EXERCISE DESCRIPTION: After reading the data, copy it out in full and exactly.

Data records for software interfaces
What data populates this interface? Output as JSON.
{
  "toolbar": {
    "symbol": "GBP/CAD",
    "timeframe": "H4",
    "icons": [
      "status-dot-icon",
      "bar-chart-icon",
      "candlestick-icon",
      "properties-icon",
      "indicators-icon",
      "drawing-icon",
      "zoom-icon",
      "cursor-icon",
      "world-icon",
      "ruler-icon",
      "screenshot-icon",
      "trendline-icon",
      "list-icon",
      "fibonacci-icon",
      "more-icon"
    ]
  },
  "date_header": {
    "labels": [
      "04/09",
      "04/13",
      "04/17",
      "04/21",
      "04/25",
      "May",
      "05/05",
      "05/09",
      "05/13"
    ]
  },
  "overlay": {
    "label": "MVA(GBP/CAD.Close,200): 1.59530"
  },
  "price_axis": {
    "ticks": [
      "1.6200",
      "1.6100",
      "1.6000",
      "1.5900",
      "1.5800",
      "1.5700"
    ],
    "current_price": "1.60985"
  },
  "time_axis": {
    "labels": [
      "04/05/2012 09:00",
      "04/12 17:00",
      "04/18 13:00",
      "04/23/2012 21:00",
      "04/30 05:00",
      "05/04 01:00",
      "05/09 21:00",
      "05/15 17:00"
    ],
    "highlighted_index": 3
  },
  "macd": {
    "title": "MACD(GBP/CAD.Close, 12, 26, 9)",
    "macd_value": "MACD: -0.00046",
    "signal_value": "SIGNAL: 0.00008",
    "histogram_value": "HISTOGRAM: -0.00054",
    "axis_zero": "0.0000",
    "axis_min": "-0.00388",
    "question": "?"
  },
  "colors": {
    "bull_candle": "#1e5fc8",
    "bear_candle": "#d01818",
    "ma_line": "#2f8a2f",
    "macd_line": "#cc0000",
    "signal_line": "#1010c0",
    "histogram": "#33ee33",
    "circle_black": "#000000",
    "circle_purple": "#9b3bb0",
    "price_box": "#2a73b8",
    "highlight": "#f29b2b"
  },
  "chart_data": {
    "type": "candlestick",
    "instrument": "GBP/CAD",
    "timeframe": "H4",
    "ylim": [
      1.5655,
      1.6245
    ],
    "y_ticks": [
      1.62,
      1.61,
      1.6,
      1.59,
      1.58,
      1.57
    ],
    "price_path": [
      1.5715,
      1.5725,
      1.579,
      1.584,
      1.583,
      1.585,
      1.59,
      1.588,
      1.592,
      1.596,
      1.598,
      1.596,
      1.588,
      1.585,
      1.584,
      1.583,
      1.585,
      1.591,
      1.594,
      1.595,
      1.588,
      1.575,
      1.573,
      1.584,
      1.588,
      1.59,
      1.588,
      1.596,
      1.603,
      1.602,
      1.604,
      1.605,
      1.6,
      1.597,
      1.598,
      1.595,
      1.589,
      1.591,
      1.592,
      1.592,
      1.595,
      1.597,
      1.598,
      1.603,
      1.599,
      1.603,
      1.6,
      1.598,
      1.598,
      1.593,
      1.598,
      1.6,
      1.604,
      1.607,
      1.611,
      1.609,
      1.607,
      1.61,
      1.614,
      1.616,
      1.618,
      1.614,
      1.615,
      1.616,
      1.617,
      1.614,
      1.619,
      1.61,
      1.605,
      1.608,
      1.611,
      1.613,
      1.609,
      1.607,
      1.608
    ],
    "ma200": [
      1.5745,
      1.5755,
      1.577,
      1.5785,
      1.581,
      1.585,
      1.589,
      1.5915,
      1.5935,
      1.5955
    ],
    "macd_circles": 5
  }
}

TASK SOLUTION:
What data populates this interface? Output as JSON.
{
  "toolbar": {
    "symbol": "GBP/CAD",
    "timeframe": "H4",
    "icons": [
      "status-dot-icon",
      "bar-chart-icon",
      "candlestick-icon",
      "properties-icon",
      "indicators-icon",
      "drawing-icon",
      "zoom-icon",
      "cursor-icon",
      "world-icon",
      "ruler-icon",
      "screenshot-icon",
      "trendline-icon",
      "list-icon",
      "fibonacci-icon",
      "more-icon"
    ]
  },
  "date_header": {
    "labels": [
      "04/09",
      "04/13",
      "04/17",
      "04/21",
      "04/25",
      "May",
      "05/05",
      "05/09",
      "05/13"
    ]
  },
  "overlay": {
    "label": "MVA(GBP/CAD.Close,200): 1.59530"
  },
  "price_axis": {
    "ticks": [
      "1.6200",
      "1.6100",
      "1.6000",
      "1.5900",
      "1.5800",
      "1.5700"
    ],
    "current_price": "1.60985"
  },
  "time_axis": {
    "labels": [
      "04/05/2012 09:00",
      "04/12 17:00",
      "04/18 13:00",
      "04/23/2012 21:00",
      "04/30 05:00",
      "05/04 01:00",
      "05/09 21:00",
      "05/15 17:00"
    ],
    "highlighted_index": 3
  },
  "macd": {
    "title": "MACD(GBP/CAD.Close, 12, 26, 9)",
    "macd_value": "MACD: -0.00046",
    "signal_value": "SIGNAL: 0.00008",
    "histogram_value": "HISTOGRAM: -0.00054",
    "axis_zero": "0.0000",
    "axis_min": "-0.00388",
    "question": "?"
  },
  "colors": {
    "bull_candle": "#1e5fc8",
    "bear_candle": "#d01818",
    "ma_line": "#2f8a2f",
    "macd_line": "#cc0000",
    "signal_line": "#1010c0",
    "histogram": "#33ee33",
    "circle_black": "#000000",
    "circle_purple": "#9b3bb0",
    "price_box": "#2a73b8",
    "highlight": "#f29b2b"
  },
  "chart_data": {
    "type": "candlestick",
    "instrument": "GBP/CAD",
    "timeframe": "H4",
    "ylim": [
      1.5655,
      1.6245
    ],
    "y_ticks": [
      1.62,
      1.61,
      1.6,
      1.59,
      1.58,
      1.57
    ],
    "price_path": [
      1.5715,
      1.5725,
      1.579,
      1.584,
      1.583,
      1.585,
      1.59,
      1.588,
      1.592,
      1.596,
      1.598,
      1.596,
      1.588,
      1.585,
      1.584,
      1.583,
      1.585,
      1.591,
      1.594,
      1.595,
      1.588,
      1.575,
      1.573,
      1.584,
      1.588,
      1.59,
      1.588,
      1.596,
      1.603,
      1.602,
      1.604,
      1.605,
      1.6,
      1.597,
      1.598,
      1.595,
      1.589,
      1.591,
      1.592,
      1.592,
      1.595,
      1.597,
      1.598,
      1.603,
      1.599,
      1.603,
      1.6,
      1.598,
      1.598,
      1.593,
      1.598,
      1.6,
      1.604,
      1.607,
      1.611,
      1.609,
      1.607,
      1.61,
      1.614,
      1.616,
      1.618,
      1.614,
      1.615,
      1.616,
      1.617,
      1.614,
      1.619,
      1.61,
      1.605,
      1.608,
      1.611,
      1.613,
      1.609,
      1.607,
      1.608
    ],
    "ma200": [
      1.5745,
      1.5755,
      1.577,
      1.5785,
      1.581,
      1.585,
      1.589,
      1.5915,
      1.5935,
      1.5955
    ],
    "macd_circles": 5
  }
}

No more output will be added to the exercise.